From the Inside Flap
What Makes Sammy Run?
Everyone of us knows someone who runs. He is one of the symp-toms of our times—from the little man who shoves you out of the way on the street to the go-getter who shoves you out of a job in the office to the Fuehrer who shoves you out of the world. And all of us have stopped to wonder, at some time or another, what it is that makes these people tick. What makes them run?
This is the question Schulberg has asked himself, and the answer is the first novel written with the indignation that only a young writer with talent and ideals could concentrate into a manuscript.
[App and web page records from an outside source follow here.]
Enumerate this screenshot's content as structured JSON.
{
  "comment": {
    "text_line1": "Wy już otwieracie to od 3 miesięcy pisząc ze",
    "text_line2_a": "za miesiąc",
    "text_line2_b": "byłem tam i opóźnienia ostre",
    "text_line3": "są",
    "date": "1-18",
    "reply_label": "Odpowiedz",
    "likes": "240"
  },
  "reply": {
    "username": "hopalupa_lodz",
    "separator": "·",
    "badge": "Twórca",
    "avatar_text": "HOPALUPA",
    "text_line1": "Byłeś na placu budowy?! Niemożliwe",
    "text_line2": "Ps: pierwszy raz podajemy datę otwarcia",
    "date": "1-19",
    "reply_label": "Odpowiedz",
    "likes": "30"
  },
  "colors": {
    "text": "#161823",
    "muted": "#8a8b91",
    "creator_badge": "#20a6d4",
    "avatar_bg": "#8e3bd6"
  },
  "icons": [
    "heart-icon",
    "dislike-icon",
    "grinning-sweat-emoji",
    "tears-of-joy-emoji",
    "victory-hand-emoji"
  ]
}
It is the story of Sammy Glick, the man with a positive genius for being a heel, who runs through New York's East Side, through newspaper ranks and finally through Hollywood, leaving in his wake the wrecked careers of his associates; for this is his tragedy and his chief characteristic—his congenital incapacity for friendship.
An older and more experienced novelist might have tempered his story and, in so doing, destroyed one of its outstanding qualities. Compromise would mar the portrait of Sammy Glick. Schulberg has etched it in pure vitriol, and dissected his victim with a precision that is almost frightening.
When a fragment of this book appeared as a short story in a national magazine, Schulberg was surprised at the number of letters he received from people convinced they knew Sammy Glick's real name. But speculation as to his real identity would be utterly fruitless, for Sammy is a composite picture of a loud and spectacular minority bitterly resented by the many decent and sincere artists who are trying honestly to realize the measureless potentialities of motion pictures. To this group belongs Schulberg himself, who has not only worked as a screen writer since his graduation from Dartmouth College in 1936, but has spent his life, literally, in the heart of the motion-picture colony. In the course of finding out what makes Sammy run (an operation in which the reader is spared none of the grue-some details) Schulberg has poured out everything he has felt about that place. The result is a book which the publishers not only believe to be the most honest ever written about Hollywood, but a penetrating study of one kind of twentieth-century success that is peculiar to no single race of people or walk of life.
From the Hardcover edition.
About the Author
Budd Schulberg was born Seymour Wilson Schulberg in New York City on March 27, 1914. “Budd” was derived from a family nickname. He was the son of Benjamin Percival Schulberg , who was a pioneer film producer who ran Paramount Pictures in the 1930s and had discovered Clara Bow. Thus, Budd Schulberg was familiar with Hollywood movie practices from childhood, long before he became a major screenwriter himself. Budd Schulberg wrote “On the Waterfront”, made into a movie starring Marlon Brando, and he wrote “The Harder They Fall” made into a movie starring Humphrey Bogart. Being the son of a successful Hollywood producer, Budd Schulberg had an insider's viewpoint on the true happenings of Hollywood, and his literature and film reflected this. Although "What Makes Sammy Run?", his scathing look at Hollywood, was twice presented on television in New York-based productions in 1949 and 1959 and appeared on Broadway in a musical version with Steve Lawrence playing Sammy that ran for 540 performances in the 1964-1965 season, Hollywood itself has never made a version of this popular novel. Dreamworks acquired the rights to the novel from Warner Bros. for $2.6 million for a proposed version starring Ben Stiller, but that movie has yet to be made. A movie industry insider, Schulberg published the damning expose of Hollywood "What Makes Sammy Run?" in 1941, creating the greatest of all Hollywood anti-heroes, Sammy Glick. The book made him persona non grata in Hollywood for years. Schulberg had been a Communist Party member in the 1930s, and the Communist Party USA also attacked his book. Disillusioned with communism and what the USSR had devolved into under Stalin, he appeared as a friendly witness before the House Un-American Activities Committee in 1951 and named names. Budd Schulberg died on August 5, 2009 at aged 95 in Quogue, Long Island, New York. He was married only four times and had only five children.
--This text refers to an alternate Paperback edition.